Assessment of Atoh1/MyosinVI co-labeling in basilar papillae at 5 days postgentamicin (n = 4) was performed using epifluorescence microscopy (Axioplan 2ie) using a ×20 objective. Z-series images were generated in three locations in each sample: one at the basal tip, one located mid-lesion, and one in the apical end of the lesion, before the transitional zone. Because all samples were very similar qualitatively with respect to the number of Atoh1-positive cells, the number of Atoh1-positive cells was counted using Slidebook in only one sample and that number (1,000 cells) was applied for all samples. Then, numbers of Atoh1-positive/MyosinVI-negative cells and Atoh1-negative/MyosinVI-positive cells were assessed in each sample, yielding the estimated percentages given. Approximately half of the damaged region below the transitional region was sampled for this analysis.
Two analyses were performed in continuously BrdU-infused basilar papillae. First, to compare proportions of hair cells that regenerate through direct transdifferentiation vs. cell division in the superior and inferior halves of the lesion, basilar papillae (n = 3) labeled for BrdU and Calmodulin were examined with confocal microscopy. Z-series images were taken at ×60 in three nonoverlapping contiguous regions aligned with either the superior edge or the inferior edge of the basilar papilla. Using Image J, MyosinVI-positive cells (presumed hair cells) were scored as either BrdU-positive or BrdU-negative. Second, in the same images, each BrdU-positive nucleus was scored as “hair cell” or “supporting cell” based on whether or not it was surrounded by MyosinVI immunofluorescence.
Atoh1 labeling was assessed in BrdU-labeled nuclei in control utricles (no gentamicin treatment) at different times after BrdU injection. This analysis was conducted on the confocal microscope (not in images) by systematically moving the field across the entire utricle with care not to double-sample. In samples at 2 hr post-BrdU, single BrdU-positive nuclei were scored as Atoh1-positive or negative. In samples at 15 hr, 24 hr, and 4 days post-BrdU, BrdU-labeled sister pairs were scored. BrdU-labeled nuclei were considered to be sister pairs if they were in close proximity (<1 nuclear length apart) and separated from other BrdU-positive nuclei by >5 nuclear lengths. For each time point, five utricles were examined. Atoh1 labeling was also assessed in mitotic cells (24 mitotic cells across 4 utricles), which were identified by scanning the luminal surface of the epithelium for condensed PI-labeled chromosomes.

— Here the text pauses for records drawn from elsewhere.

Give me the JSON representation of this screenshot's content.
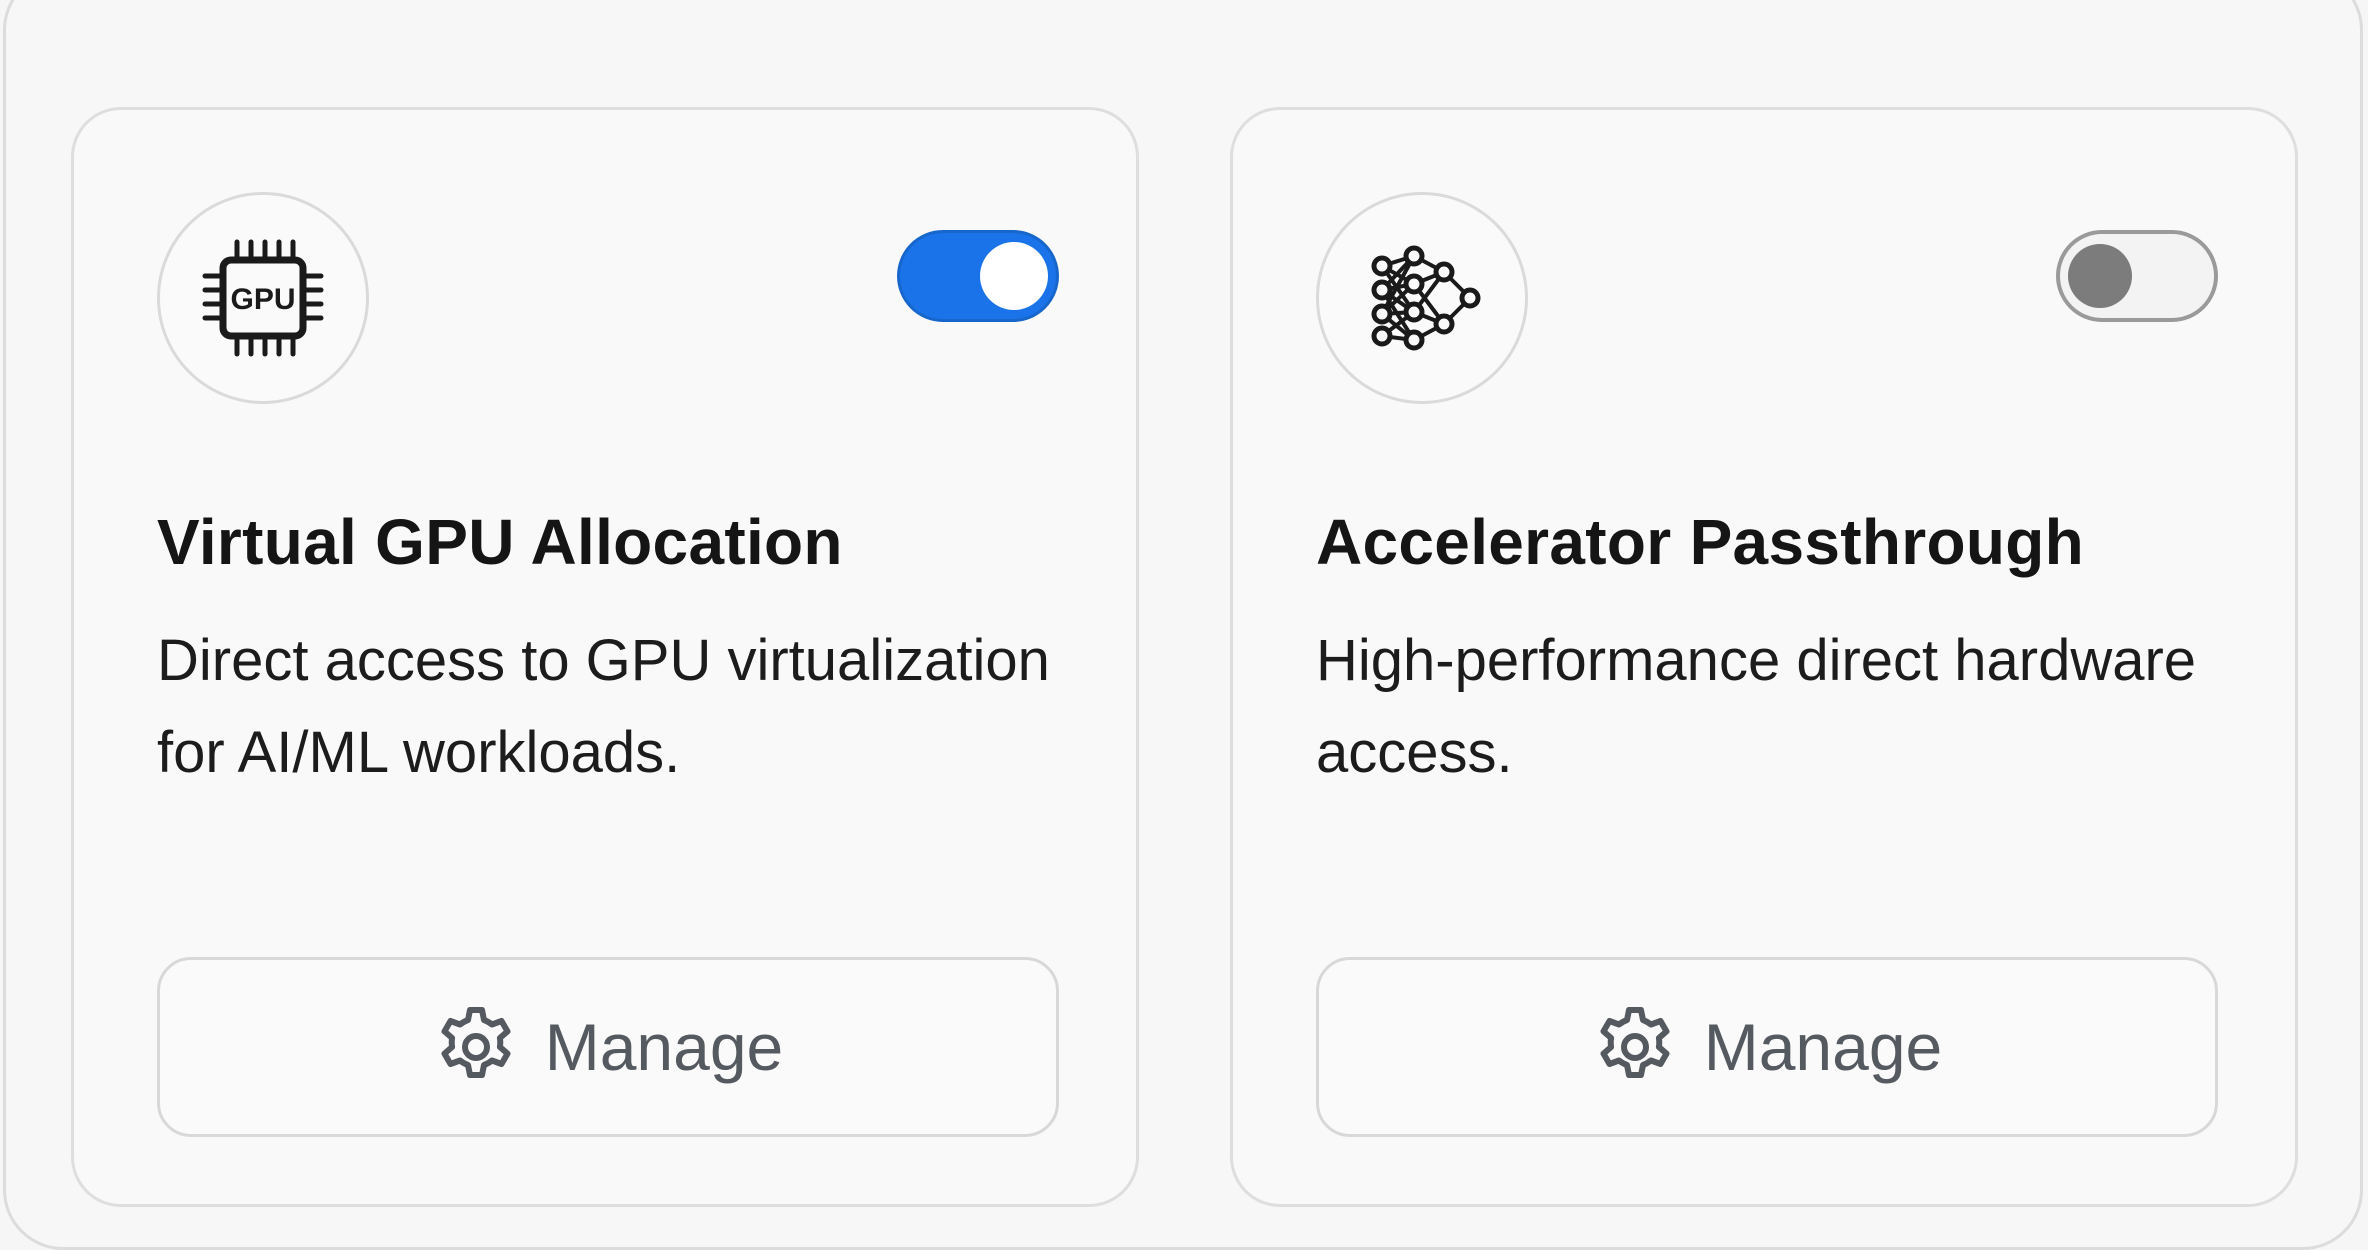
{
  "cards": [
    {
      "icon": "gpu-chip-icon",
      "icon_text": "GPU",
      "title": "Virtual GPU Allocation",
      "description": "Direct access to GPU virtualization for AI/ML workloads.",
      "enabled": true,
      "button_label": "Manage",
      "button_icon": "gear-icon"
    },
    {
      "icon": "neural-network-icon",
      "title": "Accelerator Passthrough",
      "description": "High-performance direct hardware access.",
      "enabled": false,
      "button_label": "Manage",
      "button_icon": "gear-icon"
    }
  ],
  "colors": {
    "toggle_on": "#1a73e8",
    "toggle_off_knob": "#7c7c7c",
    "button_text": "#555a60"
  }
}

For all quantitative measures, ANOVA with Fisher's PLSD was performed using Statview software (SAS Institute). For all analyses, differences with confidence intervals of 5% or less were considered significant.
We thank Dr. Jialin Shang for assistance with histological preparations, Glen MacDonald for assistance with histological analyses and imaging, and Dr. Edwin Rubel for sharing facilities. We acknowledge the assistance of Dr. David Roberson with surgical minipump implantation and the gracious donation by Dr. Jane Johnson of her anti-Atoh1 antibody. We also thank Drs. David Raible and Edwin Rubel for critical comments on the manuscript.